There are dozens of species of Prickly Pear that fall under the scientific clasification 'Opuntia'. They produce a tasty edible fruit commonly known as Prickly Pears. There are also many non-native varieties and identification is at times a tad tricky.
They produce leaves that are flat paddle like to cylindrically shaped which in turn produce the edible prickly pears. They bear vibrantly colored flowers from stunning shades of red to bright yellow. Most sub species are somewhat tolerant of cooler climatic conditions than other cactus.
Various varieties differ in shape and size, from some that are almost as big as a tree to others that are suitable for a groundcover. Grown outdoors they fare best in zones 7 to 10, but as a potted plant they can be grown just about anywhere and transported indoors in inclement weather.
Indian Fig Prickly Pear is one of the most common and well known.
Indian Fig Prickly Pear is grown commercially in desert regions for its abundant flushes of sweet prickly pears which are found in markets in the US and Canada. They are sometimes referred to as 'tuna' which is a mutilation of its scientific name 'Opuntia'. The prickly pears are eaten fresh or incorporated into a number of dishes, drinks, candies and preserves.
Seeds should be aged at least a year before making an attempt to germinate them. They should well dried and free of pulp before planting.
They ripen in late Summer and early Fall. When fully mature they are fire engine red and the interior flesh and pulp is a burnt orange. Other varieties are sometimes yellow on the outside and honeydew green on the interior.
Purple Prickly Pears, which includes several varieties, produce a lavender to purple blush on their pads. The blush is known to intensify on some varieties under drought conditions.
The spineless prickly pears is best suited as an ornamental plant outside of its native region. They do not produce well unless conditions are near perfect.
Miniature Prickly Pears are suitable as an edible ground cover as they grow in ground hugging clusters and produce miniature pads and smaller fruits.
Roja pelona has been compared to a kiwi.
Santa Rita Purple Prickly Pear has bluish green pads. Variant shades of purple can be striking at times. Cooler temperatures enhances the purple hue. Used as an edible fruit as well as for its outstanding beauty. The taste is pleasant, mildly sweet.
Naranjona has a sweet honey like flavor and smooth texture.
Cristalina Prickly Pear is a bit bland, something like an under ripe honey dew.
Xoconostle is a Sour Prickly Pear, and best not eaten fresh - unless of course you are one of those folks who like sucking on a lemon. It is used in Mexico in sauces and as a spice.
Juana - is also tart but nearly as tart or sour as Xoconostle.
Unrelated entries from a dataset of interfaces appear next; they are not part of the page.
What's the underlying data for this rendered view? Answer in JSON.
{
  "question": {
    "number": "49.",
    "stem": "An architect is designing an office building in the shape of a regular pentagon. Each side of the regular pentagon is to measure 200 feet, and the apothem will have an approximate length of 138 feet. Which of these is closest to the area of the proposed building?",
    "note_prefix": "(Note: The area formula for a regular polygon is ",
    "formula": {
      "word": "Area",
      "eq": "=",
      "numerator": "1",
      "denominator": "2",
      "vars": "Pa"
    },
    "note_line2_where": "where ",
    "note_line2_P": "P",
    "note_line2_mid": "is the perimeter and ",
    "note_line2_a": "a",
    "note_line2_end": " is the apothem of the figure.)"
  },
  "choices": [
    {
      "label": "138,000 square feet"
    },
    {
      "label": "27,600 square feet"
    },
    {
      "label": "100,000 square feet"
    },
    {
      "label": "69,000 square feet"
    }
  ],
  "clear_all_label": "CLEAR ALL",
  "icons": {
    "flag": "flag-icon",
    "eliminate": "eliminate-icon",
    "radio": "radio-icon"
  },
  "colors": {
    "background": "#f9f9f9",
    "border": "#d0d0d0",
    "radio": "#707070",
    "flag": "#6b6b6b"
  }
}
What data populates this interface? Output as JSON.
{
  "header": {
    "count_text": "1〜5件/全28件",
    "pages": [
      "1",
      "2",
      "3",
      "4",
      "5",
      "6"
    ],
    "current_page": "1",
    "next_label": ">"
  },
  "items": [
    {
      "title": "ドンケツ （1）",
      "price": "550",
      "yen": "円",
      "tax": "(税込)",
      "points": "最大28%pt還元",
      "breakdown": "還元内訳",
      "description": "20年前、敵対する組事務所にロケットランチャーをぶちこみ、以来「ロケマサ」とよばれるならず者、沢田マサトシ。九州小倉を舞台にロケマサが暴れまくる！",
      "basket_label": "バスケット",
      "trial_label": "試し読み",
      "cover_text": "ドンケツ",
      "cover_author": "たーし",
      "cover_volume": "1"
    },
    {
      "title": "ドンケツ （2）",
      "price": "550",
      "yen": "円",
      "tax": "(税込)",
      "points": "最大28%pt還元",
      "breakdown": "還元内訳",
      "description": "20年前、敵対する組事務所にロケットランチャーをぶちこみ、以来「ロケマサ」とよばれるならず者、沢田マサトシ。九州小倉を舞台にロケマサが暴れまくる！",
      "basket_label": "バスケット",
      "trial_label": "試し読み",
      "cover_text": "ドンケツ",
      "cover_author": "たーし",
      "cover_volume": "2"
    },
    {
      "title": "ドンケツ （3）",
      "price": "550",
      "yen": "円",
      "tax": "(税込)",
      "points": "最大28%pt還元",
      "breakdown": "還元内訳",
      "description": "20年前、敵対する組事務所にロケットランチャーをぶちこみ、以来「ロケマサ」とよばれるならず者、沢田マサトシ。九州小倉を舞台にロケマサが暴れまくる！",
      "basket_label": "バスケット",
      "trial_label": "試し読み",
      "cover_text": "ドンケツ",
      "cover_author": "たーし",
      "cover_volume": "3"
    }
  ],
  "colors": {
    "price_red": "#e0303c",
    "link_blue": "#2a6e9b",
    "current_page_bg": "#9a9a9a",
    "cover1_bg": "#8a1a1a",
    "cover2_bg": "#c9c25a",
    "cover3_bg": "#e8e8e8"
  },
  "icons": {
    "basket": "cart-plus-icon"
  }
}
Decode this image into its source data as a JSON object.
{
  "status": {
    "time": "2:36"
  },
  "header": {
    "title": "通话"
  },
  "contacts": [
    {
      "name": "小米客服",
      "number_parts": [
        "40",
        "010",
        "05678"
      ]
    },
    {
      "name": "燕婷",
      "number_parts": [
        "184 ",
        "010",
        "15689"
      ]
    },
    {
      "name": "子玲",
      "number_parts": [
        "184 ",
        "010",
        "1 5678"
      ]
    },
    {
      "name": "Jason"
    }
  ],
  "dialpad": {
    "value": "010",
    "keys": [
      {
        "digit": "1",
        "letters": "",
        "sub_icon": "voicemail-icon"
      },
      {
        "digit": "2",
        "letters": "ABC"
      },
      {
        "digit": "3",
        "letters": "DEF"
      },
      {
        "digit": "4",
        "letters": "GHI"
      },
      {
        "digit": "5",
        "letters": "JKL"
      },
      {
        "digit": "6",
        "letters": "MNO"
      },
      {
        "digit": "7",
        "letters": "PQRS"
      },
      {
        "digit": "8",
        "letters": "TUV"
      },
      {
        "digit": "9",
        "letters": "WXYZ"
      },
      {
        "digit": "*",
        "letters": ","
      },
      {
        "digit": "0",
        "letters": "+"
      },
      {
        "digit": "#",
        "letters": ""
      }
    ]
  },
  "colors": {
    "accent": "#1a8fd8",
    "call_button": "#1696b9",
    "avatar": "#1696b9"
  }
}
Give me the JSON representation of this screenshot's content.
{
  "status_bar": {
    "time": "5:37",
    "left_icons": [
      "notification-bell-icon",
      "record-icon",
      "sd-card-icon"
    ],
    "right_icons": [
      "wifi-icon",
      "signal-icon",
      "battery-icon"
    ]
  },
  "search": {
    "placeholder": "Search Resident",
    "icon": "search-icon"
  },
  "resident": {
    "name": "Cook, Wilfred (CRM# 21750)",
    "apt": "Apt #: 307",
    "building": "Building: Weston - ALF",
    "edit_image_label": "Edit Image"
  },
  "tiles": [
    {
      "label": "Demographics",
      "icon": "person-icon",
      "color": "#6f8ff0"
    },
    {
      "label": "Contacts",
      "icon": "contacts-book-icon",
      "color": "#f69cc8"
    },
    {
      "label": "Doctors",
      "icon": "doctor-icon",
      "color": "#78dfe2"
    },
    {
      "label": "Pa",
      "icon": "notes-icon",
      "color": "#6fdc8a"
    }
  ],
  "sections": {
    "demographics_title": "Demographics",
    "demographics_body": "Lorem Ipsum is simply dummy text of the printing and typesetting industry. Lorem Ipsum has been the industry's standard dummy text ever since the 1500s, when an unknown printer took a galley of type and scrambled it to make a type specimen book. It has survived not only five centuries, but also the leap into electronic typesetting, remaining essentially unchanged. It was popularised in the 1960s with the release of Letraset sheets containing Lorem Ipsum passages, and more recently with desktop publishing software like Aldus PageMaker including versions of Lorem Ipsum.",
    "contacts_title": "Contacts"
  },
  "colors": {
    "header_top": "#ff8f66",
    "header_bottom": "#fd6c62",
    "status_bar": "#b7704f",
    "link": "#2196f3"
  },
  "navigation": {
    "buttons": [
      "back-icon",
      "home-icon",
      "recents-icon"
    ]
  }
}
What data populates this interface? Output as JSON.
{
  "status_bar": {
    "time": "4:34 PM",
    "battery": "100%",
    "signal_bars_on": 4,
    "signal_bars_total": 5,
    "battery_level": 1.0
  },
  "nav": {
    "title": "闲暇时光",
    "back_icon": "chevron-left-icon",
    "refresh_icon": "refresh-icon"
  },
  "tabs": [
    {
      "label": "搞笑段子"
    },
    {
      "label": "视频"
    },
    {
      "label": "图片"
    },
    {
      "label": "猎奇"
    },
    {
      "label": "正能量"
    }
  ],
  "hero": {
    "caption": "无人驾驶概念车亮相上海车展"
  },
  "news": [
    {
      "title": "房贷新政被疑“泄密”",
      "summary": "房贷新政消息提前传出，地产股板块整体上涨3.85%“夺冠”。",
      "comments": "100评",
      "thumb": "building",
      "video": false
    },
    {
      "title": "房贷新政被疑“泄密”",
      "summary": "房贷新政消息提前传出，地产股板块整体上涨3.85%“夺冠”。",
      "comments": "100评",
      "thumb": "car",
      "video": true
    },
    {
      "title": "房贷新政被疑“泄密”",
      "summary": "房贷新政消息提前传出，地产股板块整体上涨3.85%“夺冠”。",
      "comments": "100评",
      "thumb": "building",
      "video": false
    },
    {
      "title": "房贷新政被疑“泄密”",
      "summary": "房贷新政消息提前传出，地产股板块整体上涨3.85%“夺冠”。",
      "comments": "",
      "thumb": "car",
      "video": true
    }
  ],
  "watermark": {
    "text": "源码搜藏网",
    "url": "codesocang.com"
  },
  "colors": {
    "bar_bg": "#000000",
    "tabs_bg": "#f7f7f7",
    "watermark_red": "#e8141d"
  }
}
Its seeds are also eaten fresh.
Yellow Platenera is one of my favorites , but its hard to find. It tastes like a cross between bananas and mango.
Amarilla Montesa has a mildly sweet yellow flesh that simultaneously betrays a tad of tartness.